AT LEAST 20 per cent of homeless people using Newquay's largest soup kitchen have a serious drug addiction.
Service manager Alan Lee, who feeds up to 30 people at the United Reformed Church (URC), four times a week, told the Cornish Guardian at least six of the rough sleepers or 'sofa surfers' he saw at the kitchen clearly had a drug problem.
Mr Lee, who is also chairman of the town's Homeless Action Group, said: "In the soup kitchen here we know there are drug addicts coming through.
"There are people addicted to prescription drugs; people on methadone; people on heroin. Some of them talk to me about it, but it's always easy to tell."
A report by Cornwall's Drug and Alcohol Action Team (DAAT) identifies a strong link between drug use and homelessness, as well as mental health problems.
The Adult Drug Treatment Needs Assessment reveals Newquay has the county's largest number of drug users undergoing treatment.
It says a lack of accommodation is the biggest obstacle for addicts wanting to kick their habit: "This remains the single most significant gap in our ability to deliver recovery locally."
Mr Lee said Newquay had suffered since losing 29 beds offered by the PAS housing support organisation, leaving it with around 20 beds, offered through providers such as Stoneham, St Petroc's and Chapter 1. "People are finding it difficult to get off the street," he said.
Outreach workers from mental health charity Mind and homelessness charity St Petroc's come to the soup kitchens to ensure that homeless people and addicts have a chance to engage with support and healthcare agencies.
Mr Lee said he referred addicts to Mind, which had direct links with drug and mental health agencies.

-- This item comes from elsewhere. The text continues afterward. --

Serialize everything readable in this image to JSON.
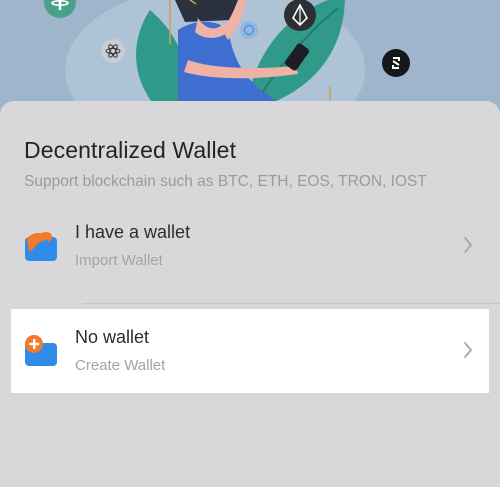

They could be put in touch with health services and a treatment process begun.
Newquay was a hotspot for homelessness – and, by association, drug abuse – because many saw it as a vibrant seaside town where they could leave their old lives behind and start afresh, he said. When the dream fell flat, they discovered there were good support facilities available in the town to help them. The URC offered clothes and food, as well as a postal address allowing people to obtain birth certificates, for example, and register for benefits.
He said this might explain why theft hadn't rocketed in a town with the highest percentage of drug addicts in Cornwall; with no need to steal to buy "basics", their disposable cash could be spent on drugs and alcohol, he suggested.
Mr Lee said it was vital to secure a temporary night shelter this winter after around six people died on the streets last year. The project is being led by St Columb Minor's vicar Chris McQuillen-Wright.
"It will mean that hopefully we won't have people dying in bus shelters and back alleys this winter," said Mr Lee.